Task to complete> A word-for-word reproduction of the data below is needed, with no pictures in it.

Dataset>
- - - -

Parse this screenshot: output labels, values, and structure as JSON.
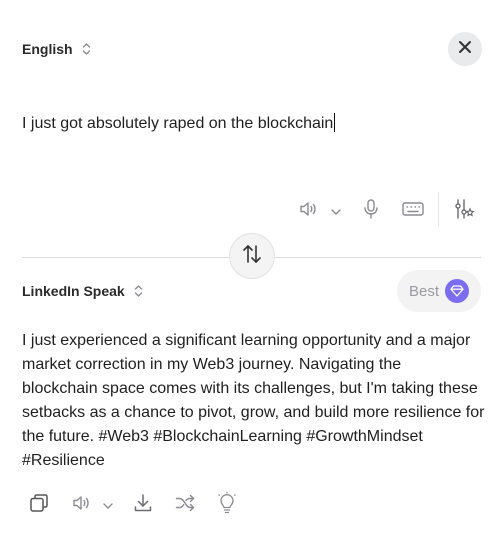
{
  "source": {
    "language": "English",
    "text": "I just got absolutely raped on the blockchain"
  },
  "target": {
    "style": "LinkedIn Speak",
    "quality_label": "Best",
    "lines": [
      "I just experienced a significant learning opportunity and a major",
      "market correction in my Web3 journey. Navigating the",
      "blockchain space comes with its challenges, but I'm taking these",
      "setbacks as a chance to pivot, grow, and build more resilience for",
      "the future. #Web3 #BlockchainLearning #GrowthMindset",
      "#Resilience"
    ]
  },
  "colors": {
    "accent": "#7b6cf0",
    "icon": "#8a8a92",
    "text": "#1f1f1f"
  },
  "icons": {
    "top_toolbar": [
      "speaker-icon",
      "chevron-down-icon",
      "microphone-icon",
      "keyboard-icon",
      "sliders-settings-icon"
    ],
    "bottom_toolbar": [
      "copy-icon",
      "speaker-icon",
      "chevron-down-icon",
      "download-icon",
      "shuffle-icon",
      "lightbulb-icon"
    ]
  }
}
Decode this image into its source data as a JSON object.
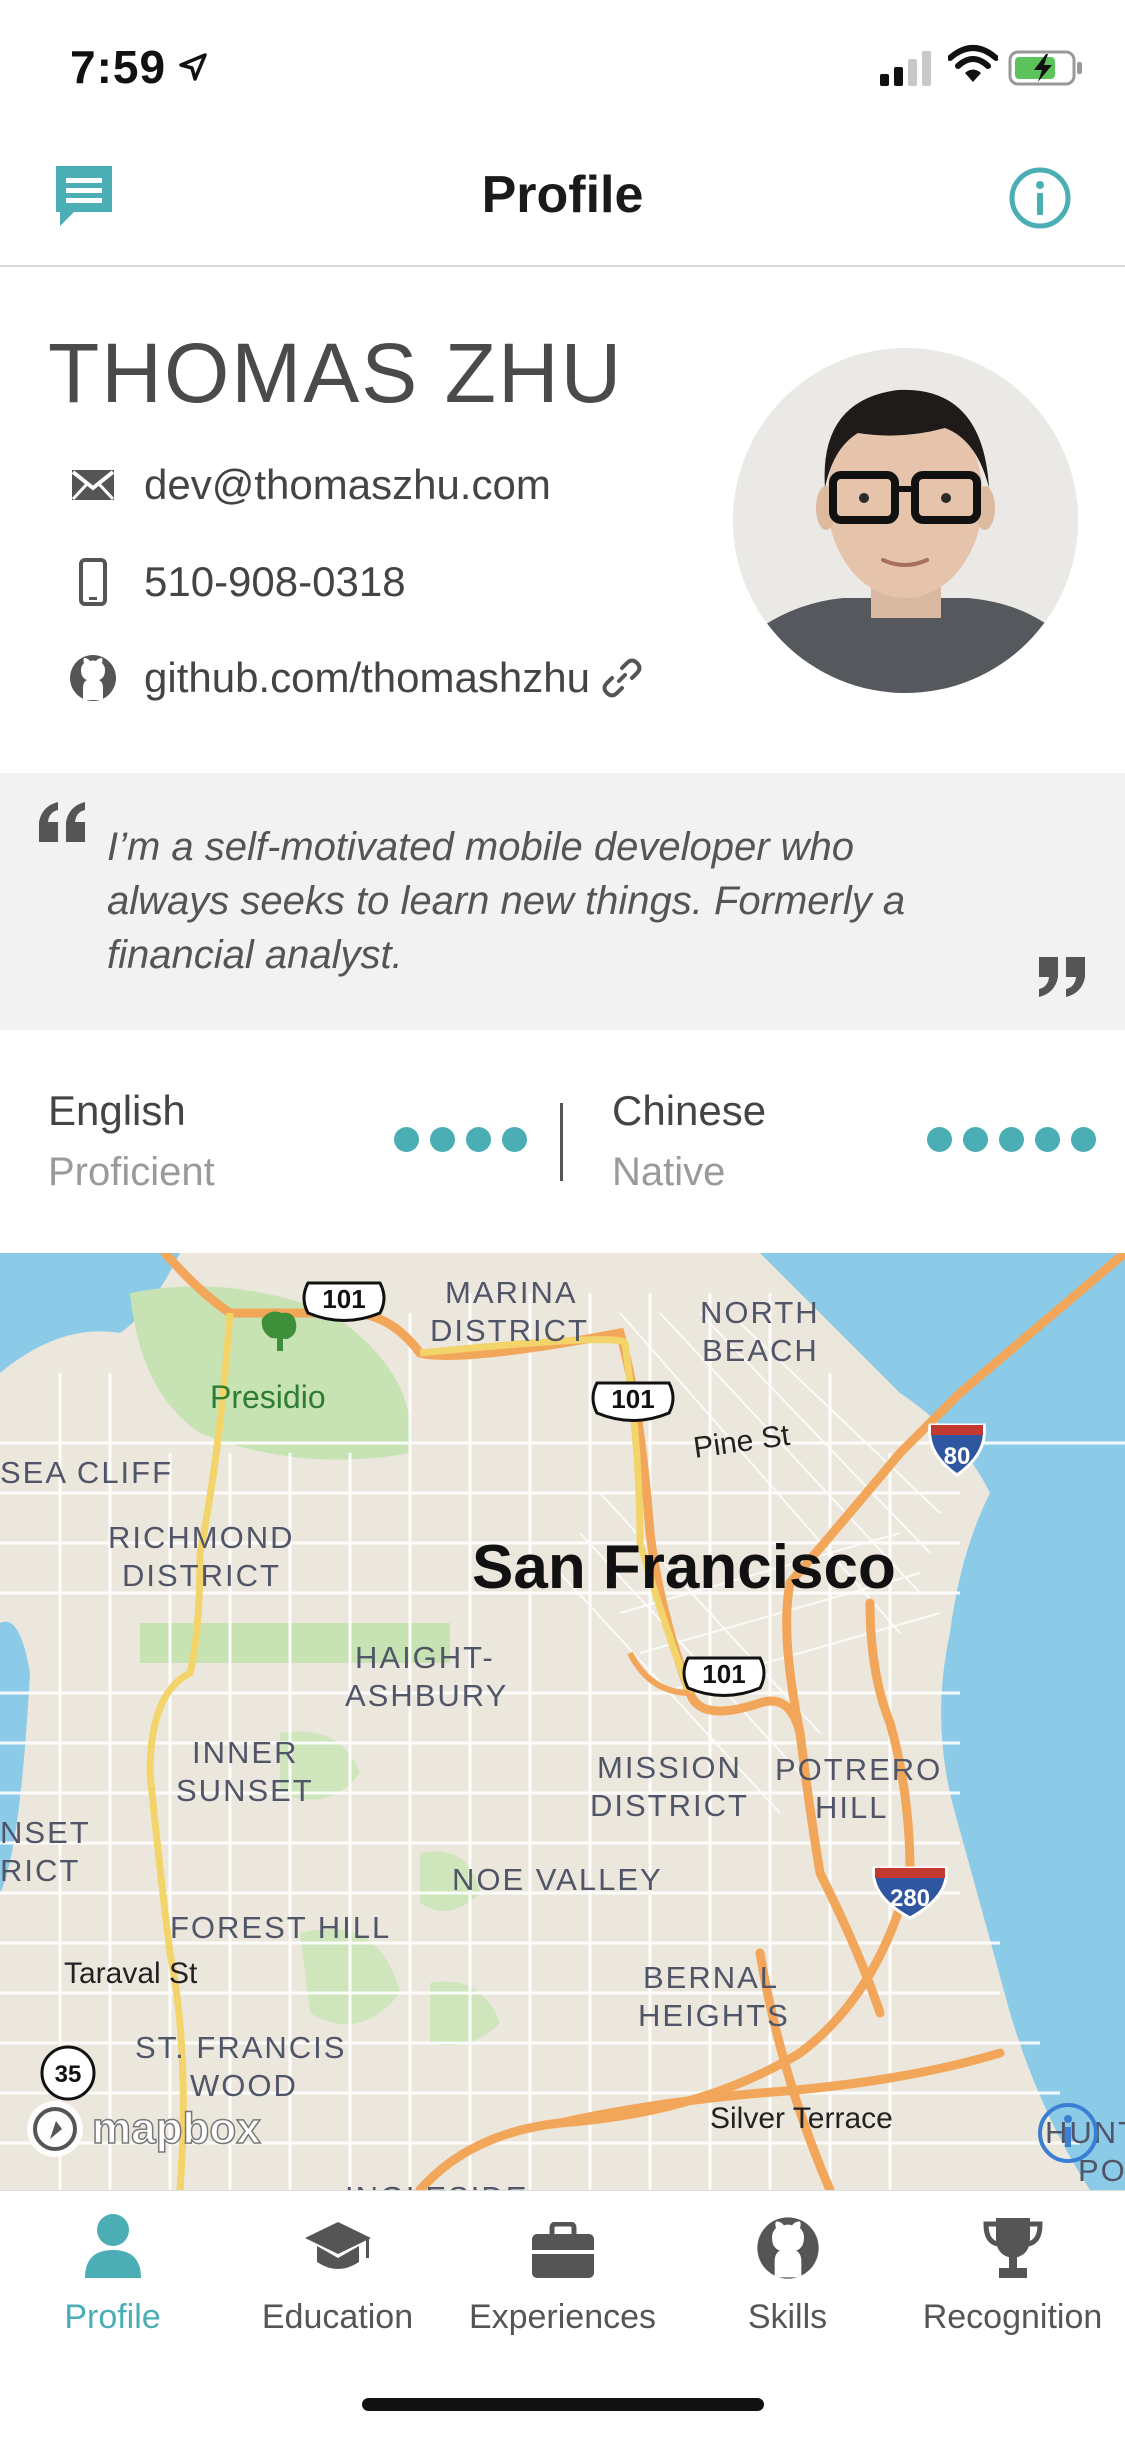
{
  "status_bar": {
    "time": "7:59"
  },
  "nav": {
    "title": "Profile",
    "chat_icon": "chat-bubble-icon",
    "info_icon": "info-icon"
  },
  "profile": {
    "name": "THOMAS ZHU",
    "email": "dev@thomaszhu.com",
    "phone": "510-908-0318",
    "github": "github.com/thomashzhu"
  },
  "quote": {
    "line1": "I’m a self-motivated mobile developer who",
    "line2": "always seeks to learn new things. Formerly a",
    "line3": "financial analyst."
  },
  "languages": [
    {
      "name": "English",
      "level": "Proficient",
      "dots": 4
    },
    {
      "name": "Chinese",
      "level": "Native",
      "dots": 5
    }
  ],
  "map": {
    "city": "San Francisco",
    "labels": {
      "marina": "MARINA",
      "marina2": "DISTRICT",
      "north_beach": "NORTH",
      "north_beach2": "BEACH",
      "presidio": "Presidio",
      "sea_cliff": "SEA CLIFF",
      "richmond": "RICHMOND",
      "richmond2": "DISTRICT",
      "pine": "Pine St",
      "haight": "HAIGHT-",
      "haight2": "ASHBURY",
      "inner_sunset": "INNER",
      "inner_sunset2": "SUNSET",
      "mission": "MISSION",
      "mission2": "DISTRICT",
      "potrero": "POTRERO",
      "potrero2": "HILL",
      "sunset": "NSET",
      "sunset2": "RICT",
      "noe": "NOE VALLEY",
      "forest_hill": "FOREST HILL",
      "taraval": "Taraval St",
      "st_francis": "ST. FRANCIS",
      "st_francis2": "WOOD",
      "bernal": "BERNAL",
      "bernal2": "HEIGHTS",
      "silver": "Silver Terrace",
      "hunters": "HUNTE",
      "hunters2": "POINT",
      "ingleside": "INGLESIDE"
    },
    "shields": {
      "us101": "101",
      "i80": "80",
      "i280": "280",
      "ca35": "35"
    },
    "attribution": "mapbox"
  },
  "tabs": [
    {
      "label": "Profile",
      "icon": "person-icon",
      "active": true
    },
    {
      "label": "Education",
      "icon": "graduation-cap-icon",
      "active": false
    },
    {
      "label": "Experiences",
      "icon": "briefcase-icon",
      "active": false
    },
    {
      "label": "Skills",
      "icon": "github-icon",
      "active": false
    },
    {
      "label": "Recognition",
      "icon": "trophy-icon",
      "active": false
    }
  ],
  "colors": {
    "accent": "#4aaeb4",
    "map_water": "#8ccbe8",
    "map_park": "#c7e2b3",
    "map_highway": "#f2a65a"
  }
}
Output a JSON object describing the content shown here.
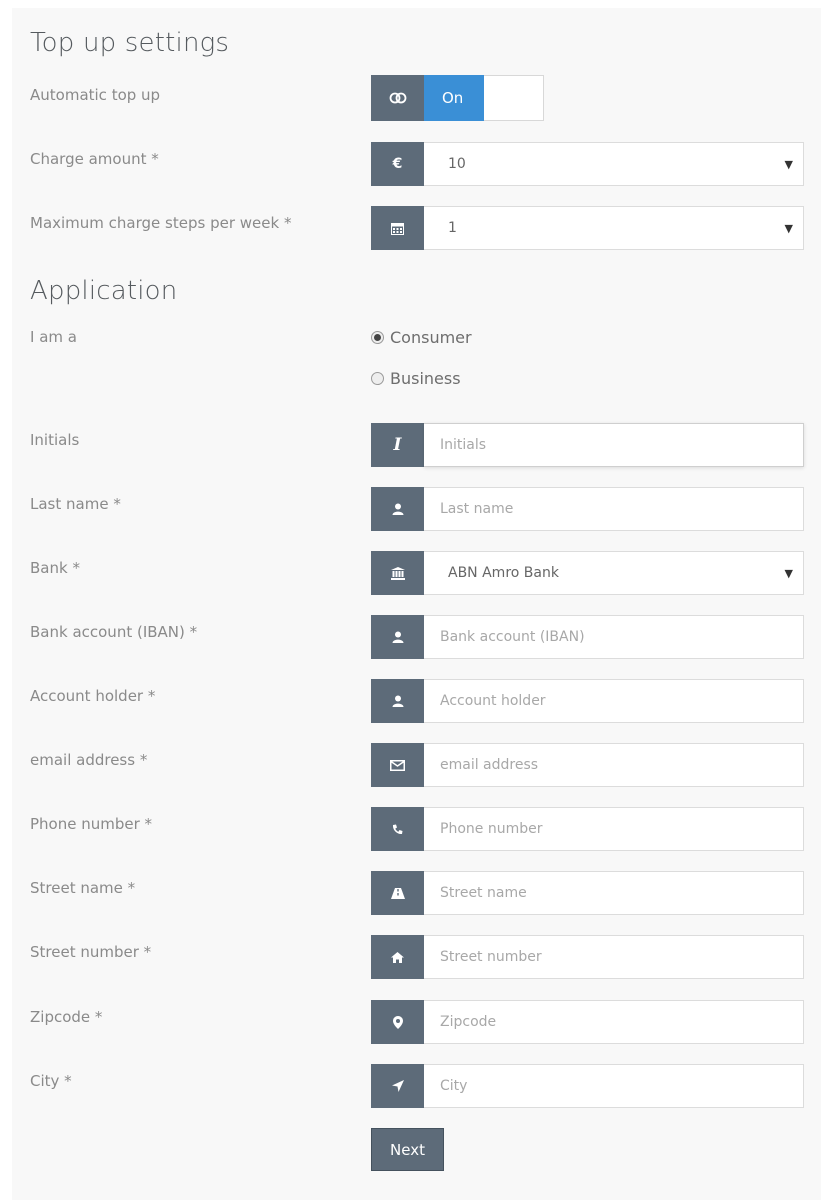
{
  "topup": {
    "title": "Top up settings",
    "automatic_label": "Automatic top up",
    "toggle_on_label": "On",
    "charge_label": "Charge amount *",
    "charge_value": "10",
    "charge_icon": "€",
    "steps_label": "Maximum charge steps per week *",
    "steps_value": "1"
  },
  "application": {
    "title": "Application",
    "iam_label": "I am a",
    "options": [
      "Consumer",
      "Business"
    ],
    "selected_option": "Consumer",
    "fields": {
      "initials": {
        "label": "Initials",
        "placeholder": "Initials"
      },
      "last_name": {
        "label": "Last name *",
        "placeholder": "Last name"
      },
      "bank": {
        "label": "Bank *",
        "value": "ABN Amro Bank"
      },
      "iban": {
        "label": "Bank account (IBAN) *",
        "placeholder": "Bank account (IBAN)"
      },
      "holder": {
        "label": "Account holder *",
        "placeholder": "Account holder"
      },
      "email": {
        "label": "email address *",
        "placeholder": "email address"
      },
      "phone": {
        "label": "Phone number *",
        "placeholder": "Phone number"
      },
      "street": {
        "label": "Street name *",
        "placeholder": "Street name"
      },
      "street_number": {
        "label": "Street number *",
        "placeholder": "Street number"
      },
      "zipcode": {
        "label": "Zipcode *",
        "placeholder": "Zipcode"
      },
      "city": {
        "label": "City *",
        "placeholder": "City"
      }
    },
    "next_label": "Next"
  },
  "colors": {
    "addon": "#5d6b79",
    "toggle_on": "#3a8fd6",
    "background": "#f8f8f8"
  }
}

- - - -

Response>
Parse this screenshot: output labels, values, and structure as JSON.
{
  "source": {
    "language": "English",
    "text": "I just got absolutely raped on the blockchain"
  },
  "target": {
    "style": "LinkedIn Speak",
    "quality_label": "Best",
    "lines": [
      "I just experienced a significant learning opportunity and a major",
      "market correction in my Web3 journey. Navigating the",
      "blockchain space comes with its challenges, but I'm taking these",
      "setbacks as a chance to pivot, grow, and build more resilience for",
      "the future. #Web3 #BlockchainLearning #GrowthMindset",
      "#Resilience"
    ]
  },
  "colors": {
    "accent": "#7b6cf0",
    "icon": "#8a8a92",
    "text": "#1f1f1f"
  },
  "icons": {
    "top_toolbar": [
      "speaker-icon",
      "chevron-down-icon",
      "microphone-icon",
      "keyboard-icon",
      "sliders-settings-icon"
    ],
    "bottom_toolbar": [
      "copy-icon",
      "speaker-icon",
      "chevron-down-icon",
      "download-icon",
      "shuffle-icon",
      "lightbulb-icon"
    ]
  }
}
Decode this image into its source data as a JSON object.
{
  "status_bar": {
    "time": "7:59"
  },
  "nav": {
    "title": "Profile",
    "chat_icon": "chat-bubble-icon",
    "info_icon": "info-icon"
  },
  "profile": {
    "name": "THOMAS ZHU",
    "email": "dev@thomaszhu.com",
    "phone": "510-908-0318",
    "github": "github.com/thomashzhu"
  },
  "quote": {
    "line1": "I’m a self-motivated mobile developer who",
    "line2": "always seeks to learn new things. Formerly a",
    "line3": "financial analyst."
  },
  "languages": [
    {
      "name": "English",
      "level": "Proficient",
      "dots": 4
    },
    {
      "name": "Chinese",
      "level": "Native",
      "dots": 5
    }
  ],
  "map": {
    "city": "San Francisco",
    "labels": {
      "marina": "MARINA",
      "marina2": "DISTRICT",
      "north_beach": "NORTH",
      "north_beach2": "BEACH",
      "presidio": "Presidio",
      "sea_cliff": "SEA CLIFF",
      "richmond": "RICHMOND",
      "richmond2": "DISTRICT",
      "pine": "Pine St",
      "haight": "HAIGHT-",
      "haight2": "ASHBURY",
      "inner_sunset": "INNER",
      "inner_sunset2": "SUNSET",
      "mission": "MISSION",
      "mission2": "DISTRICT",
      "potrero": "POTRERO",
      "potrero2": "HILL",
      "sunset": "NSET",
      "sunset2": "RICT",
      "noe": "NOE VALLEY",
      "forest_hill": "FOREST HILL",
      "taraval": "Taraval St",
      "st_francis": "ST. FRANCIS",
      "st_francis2": "WOOD",
      "bernal": "BERNAL",
      "bernal2": "HEIGHTS",
      "silver": "Silver Terrace",
      "hunters": "HUNTE",
      "hunters2": "POINT",
      "ingleside": "INGLESIDE"
    },
    "shields": {
      "us101": "101",
      "i80": "80",
      "i280": "280",
      "ca35": "35"
    },
    "attribution": "mapbox"
  },
  "tabs": [
    {
      "label": "Profile",
      "icon": "person-icon",
      "active": true
    },
    {
      "label": "Education",
      "icon": "graduation-cap-icon",
      "active": false
    },
    {
      "label": "Experiences",
      "icon": "briefcase-icon",
      "active": false
    },
    {
      "label": "Skills",
      "icon": "github-icon",
      "active": false
    },
    {
      "label": "Recognition",
      "icon": "trophy-icon",
      "active": false
    }
  ],
  "colors": {
    "accent": "#4aaeb4",
    "map_water": "#8ccbe8",
    "map_park": "#c7e2b3",
    "map_highway": "#f2a65a"
  }
}
Output a JSON object describing the content shown here.
{
  "topup": {
    "title": "Top up settings",
    "automatic_label": "Automatic top up",
    "toggle_on_label": "On",
    "charge_label": "Charge amount *",
    "charge_value": "10",
    "charge_icon": "€",
    "steps_label": "Maximum charge steps per week *",
    "steps_value": "1"
  },
  "application": {
    "title": "Application",
    "iam_label": "I am a",
    "options": [
      "Consumer",
      "Business"
    ],
    "selected_option": "Consumer",
    "fields": {
      "initials": {
        "label": "Initials",
        "placeholder": "Initials"
      },
      "last_name": {
        "label": "Last name *",
        "placeholder": "Last name"
      },
      "bank": {
        "label": "Bank *",
        "value": "ABN Amro Bank"
      },
      "iban": {
        "label": "Bank account (IBAN) *",
        "placeholder": "Bank account (IBAN)"
      },
      "holder": {
        "label": "Account holder *",
        "placeholder": "Account holder"
      },
      "email": {
        "label": "email address *",
        "placeholder": "email address"
      },
      "phone": {
        "label": "Phone number *",
        "placeholder": "Phone number"
      },
      "street": {
        "label": "Street name *",
        "placeholder": "Street name"
      },
      "street_number": {
        "label": "Street number *",
        "placeholder": "Street number"
      },
      "zipcode": {
        "label": "Zipcode *",
        "placeholder": "Zipcode"
      },
      "city": {
        "label": "City *",
        "placeholder": "City"
      }
    },
    "next_label": "Next"
  },
  "colors": {
    "addon": "#5d6b79",
    "toggle_on": "#3a8fd6",
    "background": "#f8f8f8"
  }
}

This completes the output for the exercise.